[Dataset rows describing interfaces]
Content starts

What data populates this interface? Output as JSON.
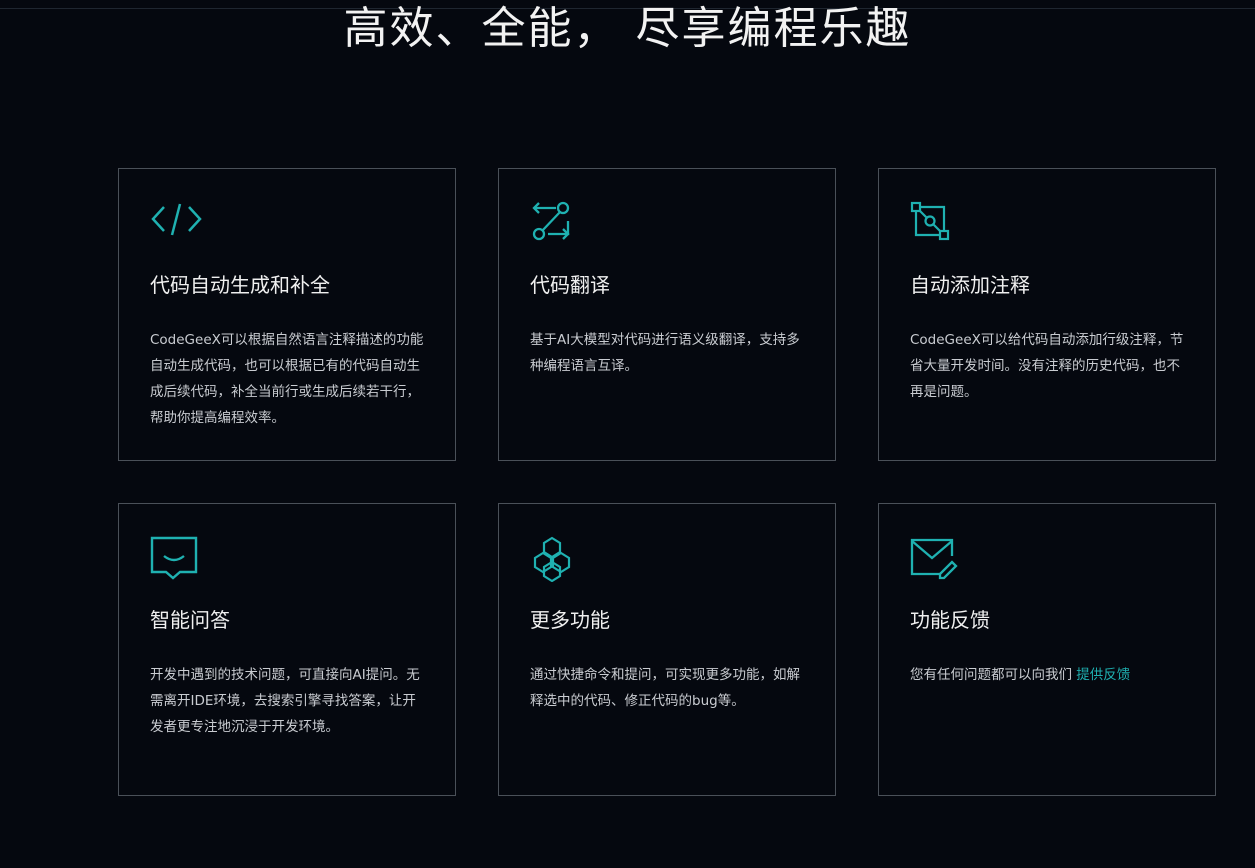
{
  "headline": "高效、全能， 尽享编程乐趣",
  "accent_color": "#1fb1b1",
  "features": [
    {
      "icon": "code-icon",
      "title": "代码自动生成和补全",
      "description": "CodeGeeX可以根据自然语言注释描述的功能自动生成代码，也可以根据已有的代码自动生成后续代码，补全当前行或生成后续若干行，帮助你提高编程效率。"
    },
    {
      "icon": "translate-icon",
      "title": "代码翻译",
      "description": "基于AI大模型对代码进行语义级翻译，支持多种编程语言互译。"
    },
    {
      "icon": "annotate-icon",
      "title": "自动添加注释",
      "description": "CodeGeeX可以给代码自动添加行级注释，节省大量开发时间。没有注释的历史代码，也不再是问题。"
    },
    {
      "icon": "chat-icon",
      "title": "智能问答",
      "description": "开发中遇到的技术问题，可直接向AI提问。无需离开IDE环境，去搜索引擎寻找答案，让开发者更专注地沉浸于开发环境。"
    },
    {
      "icon": "cubes-icon",
      "title": "更多功能",
      "description": "通过快捷命令和提问，可实现更多功能，如解释选中的代码、修正代码的bug等。"
    },
    {
      "icon": "mail-icon",
      "title": "功能反馈",
      "description": "您有任何问题都可以向我们 ",
      "link_label": "提供反馈"
    }
  ]
}
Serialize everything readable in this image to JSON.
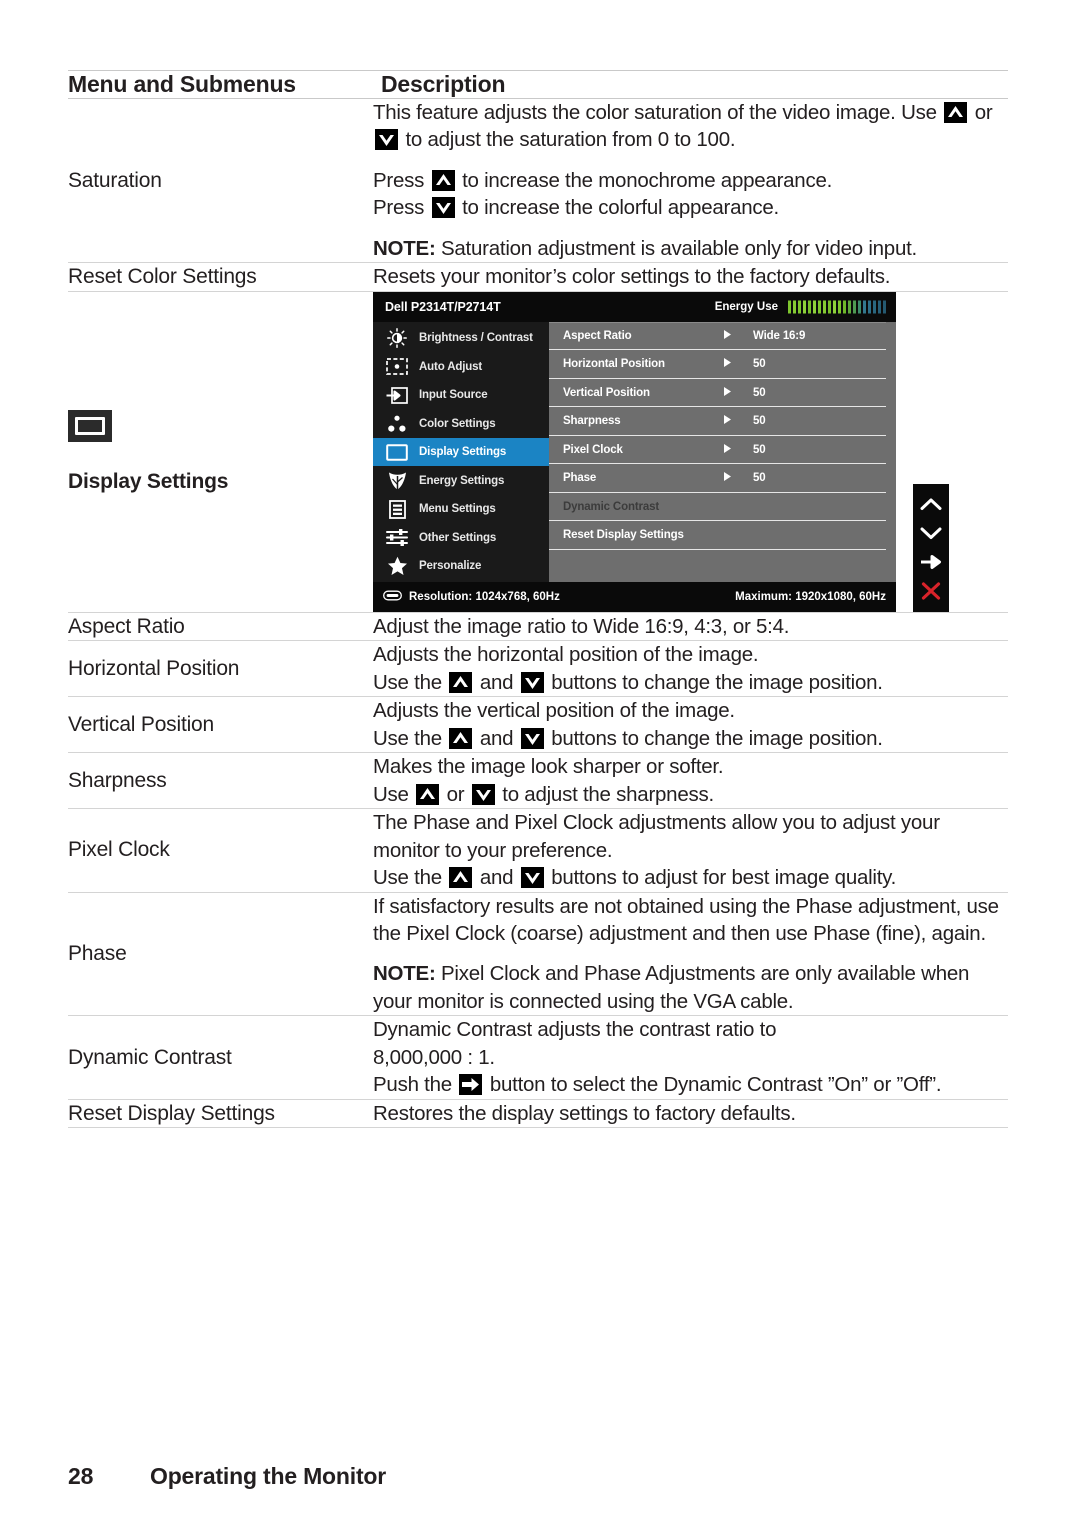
{
  "table": {
    "headers": {
      "col1": "Menu and Submenus",
      "col2": "Description"
    },
    "rows": [
      {
        "name": "Saturation",
        "bold": false,
        "paragraphs": [
          "This feature adjusts the color saturation of the video image. Use [UP] or [DOWN] to adjust the saturation from 0 to 100.",
          "Press [UP] to increase the monochrome appearance. Press [DOWN] to increase the colorful appearance.",
          "NOTE: Saturation adjustment is available only for video input."
        ],
        "p1_a": "This feature adjusts the color saturation of the video image.",
        "p1_b": "Use",
        "p1_c": "or",
        "p1_d": "to adjust the saturation from 0 to 100.",
        "p2_a": "Press",
        "p2_b": "to increase the monochrome appearance.",
        "p2_c": "Press",
        "p2_d": "to increase the colorful appearance.",
        "p3_note": "NOTE:",
        "p3_text": "Saturation adjustment is available only for video input."
      },
      {
        "name": "Reset Color Settings",
        "description": "Resets your monitor’s color settings to the factory defaults."
      },
      {
        "name": "Display Settings",
        "icon": "monitor-icon"
      },
      {
        "name": "Aspect Ratio",
        "description": "Adjust the image ratio to Wide 16:9, 4:3, or 5:4."
      },
      {
        "name": "Horizontal Position",
        "line1": "Adjusts the horizontal position of the image.",
        "line2_a": "Use the",
        "line2_b": "and",
        "line2_c": "buttons to change the image position."
      },
      {
        "name": "Vertical Position",
        "line1": "Adjusts the vertical position of the image.",
        "line2_a": "Use the",
        "line2_b": "and",
        "line2_c": "buttons to change the image position."
      },
      {
        "name": "Sharpness",
        "line1": "Makes the image look sharper or softer.",
        "line2_a": "Use",
        "line2_b": "or",
        "line2_c": "to adjust the sharpness."
      },
      {
        "name": "Pixel Clock",
        "line1": "The Phase and Pixel Clock adjustments allow you to adjust your monitor to your preference.",
        "line2_a": "Use the",
        "line2_b": "and",
        "line2_c": "buttons to adjust for best image quality."
      },
      {
        "name": "Phase",
        "p1": "If satisfactory results are not obtained using the Phase adjustment, use the Pixel Clock (coarse) adjustment and then use Phase (fine), again.",
        "p2_note": "NOTE:",
        "p2_text": "Pixel Clock and Phase Adjustments are only available when your monitor is connected using the VGA cable."
      },
      {
        "name": "Dynamic Contrast",
        "line1": "Dynamic Contrast adjusts the contrast ratio to",
        "line2": "8,000,000 : 1.",
        "line3_a": "Push the",
        "line3_b": "button to select the Dynamic Contrast ”On” or ”Off”."
      },
      {
        "name": "Reset Display Settings",
        "description": "Restores the display settings to factory defaults."
      }
    ]
  },
  "osd": {
    "model": "Dell P2314T/P2714T",
    "energy_label": "Energy Use",
    "energy_bars": 20,
    "menu_items": [
      {
        "label": "Brightness / Contrast",
        "icon": "brightness-icon",
        "active": false
      },
      {
        "label": "Auto Adjust",
        "icon": "auto-adjust-icon",
        "active": false
      },
      {
        "label": "Input Source",
        "icon": "input-source-icon",
        "active": false
      },
      {
        "label": "Color Settings",
        "icon": "color-settings-icon",
        "active": false
      },
      {
        "label": "Display Settings",
        "icon": "display-settings-icon",
        "active": true
      },
      {
        "label": "Energy Settings",
        "icon": "energy-leaf-icon",
        "active": false
      },
      {
        "label": "Menu Settings",
        "icon": "menu-settings-icon",
        "active": false
      },
      {
        "label": "Other Settings",
        "icon": "other-settings-icon",
        "active": false
      },
      {
        "label": "Personalize",
        "icon": "star-icon",
        "active": false
      }
    ],
    "settings_rows": [
      {
        "label": "Aspect Ratio",
        "arrow": true,
        "value": "Wide 16:9",
        "dim": false
      },
      {
        "label": "Horizontal Position",
        "arrow": true,
        "value": "50",
        "dim": false
      },
      {
        "label": "Vertical Position",
        "arrow": true,
        "value": "50",
        "dim": false
      },
      {
        "label": "Sharpness",
        "arrow": true,
        "value": "50",
        "dim": false
      },
      {
        "label": "Pixel Clock",
        "arrow": true,
        "value": "50",
        "dim": false
      },
      {
        "label": "Phase",
        "arrow": true,
        "value": "50",
        "dim": false
      },
      {
        "label": "Dynamic Contrast",
        "arrow": false,
        "value": "",
        "dim": true
      },
      {
        "label": "Reset Display Settings",
        "arrow": false,
        "value": "",
        "dim": false
      },
      {
        "label": "",
        "arrow": false,
        "value": "",
        "dim": false
      }
    ],
    "resolution": "Resolution:  1024x768, 60Hz",
    "maximum": "Maximum: 1920x1080, 60Hz",
    "buttons": [
      {
        "name": "up-chevron-icon",
        "color": "#ffffff"
      },
      {
        "name": "down-chevron-icon",
        "color": "#ffffff"
      },
      {
        "name": "right-arrow-icon",
        "color": "#ffffff"
      },
      {
        "name": "close-x-icon",
        "color": "#d8232a"
      }
    ],
    "colors": {
      "header_bg": "#0a0a0a",
      "panel_bg": "#6e6e6e",
      "sidebar_bg": "#1a1a1a",
      "highlight": "#1b84c4",
      "energy_green": "#72c02c",
      "energy_teal": "#2b7a91",
      "close_red": "#d8232a"
    }
  },
  "footer": {
    "page_number": "28",
    "section_title": "Operating the Monitor"
  }
}
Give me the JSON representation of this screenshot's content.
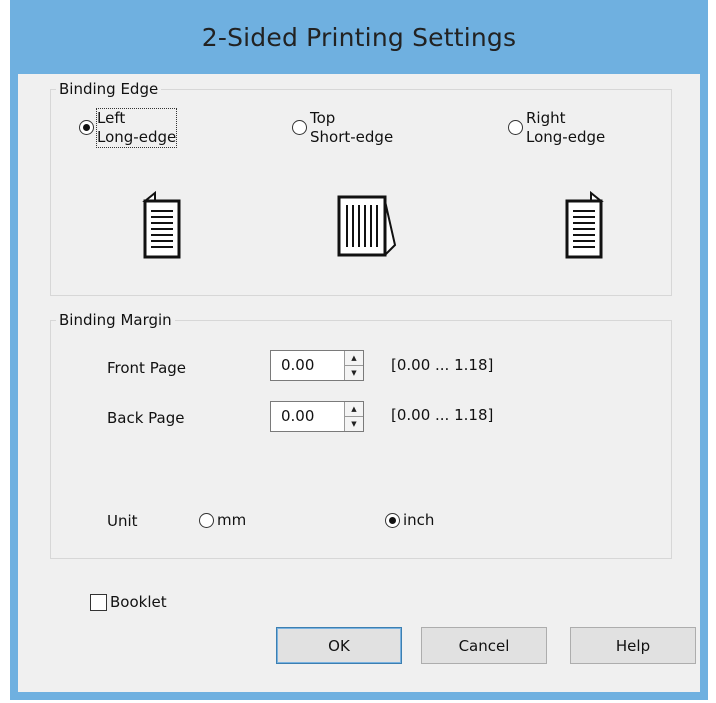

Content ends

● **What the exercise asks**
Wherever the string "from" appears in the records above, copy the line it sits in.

● **Output of the task**
          "This feature adjusts the color saturation of the video image. Use [UP] or [DOWN] to adjust the saturation from 0 to 100.",
        "p1_d": "to adjust the saturation from 0 to 100.",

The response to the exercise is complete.